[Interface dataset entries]
● ● ● ●

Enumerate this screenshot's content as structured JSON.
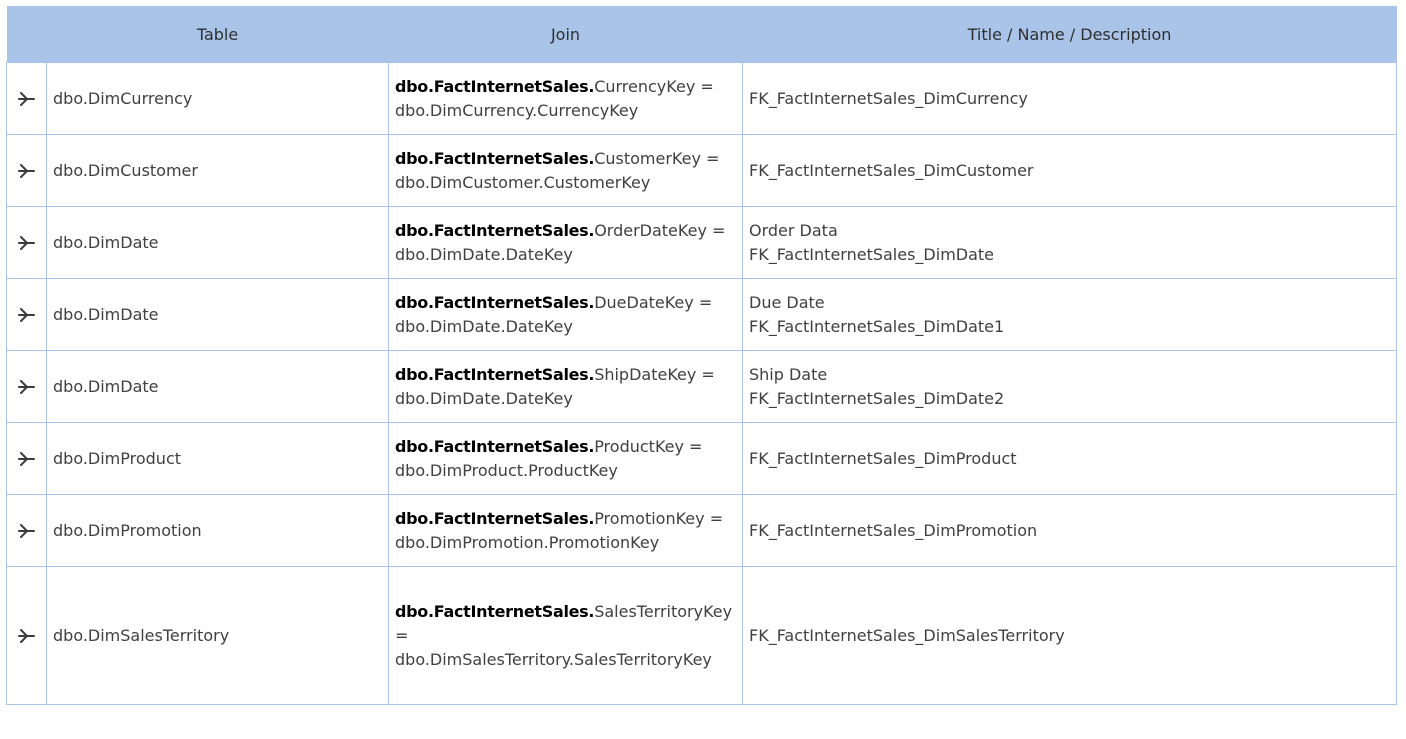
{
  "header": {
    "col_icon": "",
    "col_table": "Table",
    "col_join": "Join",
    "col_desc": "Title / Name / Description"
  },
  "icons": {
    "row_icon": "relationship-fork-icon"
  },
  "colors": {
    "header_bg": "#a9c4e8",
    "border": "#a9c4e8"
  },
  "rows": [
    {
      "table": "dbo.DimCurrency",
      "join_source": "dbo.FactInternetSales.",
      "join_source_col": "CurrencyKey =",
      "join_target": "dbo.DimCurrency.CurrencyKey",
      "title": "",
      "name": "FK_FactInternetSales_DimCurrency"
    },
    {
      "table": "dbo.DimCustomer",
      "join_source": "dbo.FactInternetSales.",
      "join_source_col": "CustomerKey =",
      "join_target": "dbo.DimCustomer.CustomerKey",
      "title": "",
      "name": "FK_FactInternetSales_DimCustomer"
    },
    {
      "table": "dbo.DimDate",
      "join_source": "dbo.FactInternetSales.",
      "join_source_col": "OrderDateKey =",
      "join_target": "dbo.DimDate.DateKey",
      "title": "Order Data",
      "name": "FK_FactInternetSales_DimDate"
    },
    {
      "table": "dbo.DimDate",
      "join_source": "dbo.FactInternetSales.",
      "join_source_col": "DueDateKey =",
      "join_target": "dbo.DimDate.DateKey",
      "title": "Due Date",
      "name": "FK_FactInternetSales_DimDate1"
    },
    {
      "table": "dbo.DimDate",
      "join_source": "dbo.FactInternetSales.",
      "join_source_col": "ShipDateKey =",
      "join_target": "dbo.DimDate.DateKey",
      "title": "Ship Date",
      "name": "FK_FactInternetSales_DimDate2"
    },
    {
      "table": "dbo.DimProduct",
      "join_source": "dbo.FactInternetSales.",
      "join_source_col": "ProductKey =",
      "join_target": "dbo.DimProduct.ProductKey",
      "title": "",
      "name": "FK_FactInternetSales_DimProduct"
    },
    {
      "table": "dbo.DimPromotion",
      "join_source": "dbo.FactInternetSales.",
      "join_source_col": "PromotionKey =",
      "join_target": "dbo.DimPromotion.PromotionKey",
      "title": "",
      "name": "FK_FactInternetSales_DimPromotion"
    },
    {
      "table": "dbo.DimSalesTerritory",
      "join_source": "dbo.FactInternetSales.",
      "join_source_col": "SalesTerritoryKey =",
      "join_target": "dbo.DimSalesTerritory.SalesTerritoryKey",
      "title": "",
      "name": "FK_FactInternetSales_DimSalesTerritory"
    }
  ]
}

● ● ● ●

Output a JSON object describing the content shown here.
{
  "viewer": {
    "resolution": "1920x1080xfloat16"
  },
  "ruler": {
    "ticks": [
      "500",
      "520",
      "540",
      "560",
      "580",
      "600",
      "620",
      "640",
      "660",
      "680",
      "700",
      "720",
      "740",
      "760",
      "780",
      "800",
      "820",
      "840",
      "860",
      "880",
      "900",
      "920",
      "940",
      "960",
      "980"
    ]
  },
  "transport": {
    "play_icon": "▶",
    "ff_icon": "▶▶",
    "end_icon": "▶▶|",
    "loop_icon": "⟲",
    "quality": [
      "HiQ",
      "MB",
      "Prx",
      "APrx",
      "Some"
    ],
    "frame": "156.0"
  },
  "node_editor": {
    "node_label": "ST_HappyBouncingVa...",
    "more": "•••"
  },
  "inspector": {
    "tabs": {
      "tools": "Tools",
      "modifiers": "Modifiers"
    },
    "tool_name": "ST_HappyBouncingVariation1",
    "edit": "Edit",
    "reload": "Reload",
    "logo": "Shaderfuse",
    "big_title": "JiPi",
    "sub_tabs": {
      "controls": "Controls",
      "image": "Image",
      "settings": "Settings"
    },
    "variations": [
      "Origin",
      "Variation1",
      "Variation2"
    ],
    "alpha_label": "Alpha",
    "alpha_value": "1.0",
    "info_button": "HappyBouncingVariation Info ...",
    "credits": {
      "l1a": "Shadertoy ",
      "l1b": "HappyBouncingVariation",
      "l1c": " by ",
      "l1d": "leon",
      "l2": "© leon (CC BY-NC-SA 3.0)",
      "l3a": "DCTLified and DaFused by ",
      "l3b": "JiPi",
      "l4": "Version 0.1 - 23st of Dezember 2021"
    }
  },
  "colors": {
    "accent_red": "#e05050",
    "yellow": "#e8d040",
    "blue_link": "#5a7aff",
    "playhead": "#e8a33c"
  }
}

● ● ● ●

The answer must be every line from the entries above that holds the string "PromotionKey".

Answer to the problem:
      "join_source_col": "PromotionKey =",
      "join_target": "dbo.DimPromotion.PromotionKey",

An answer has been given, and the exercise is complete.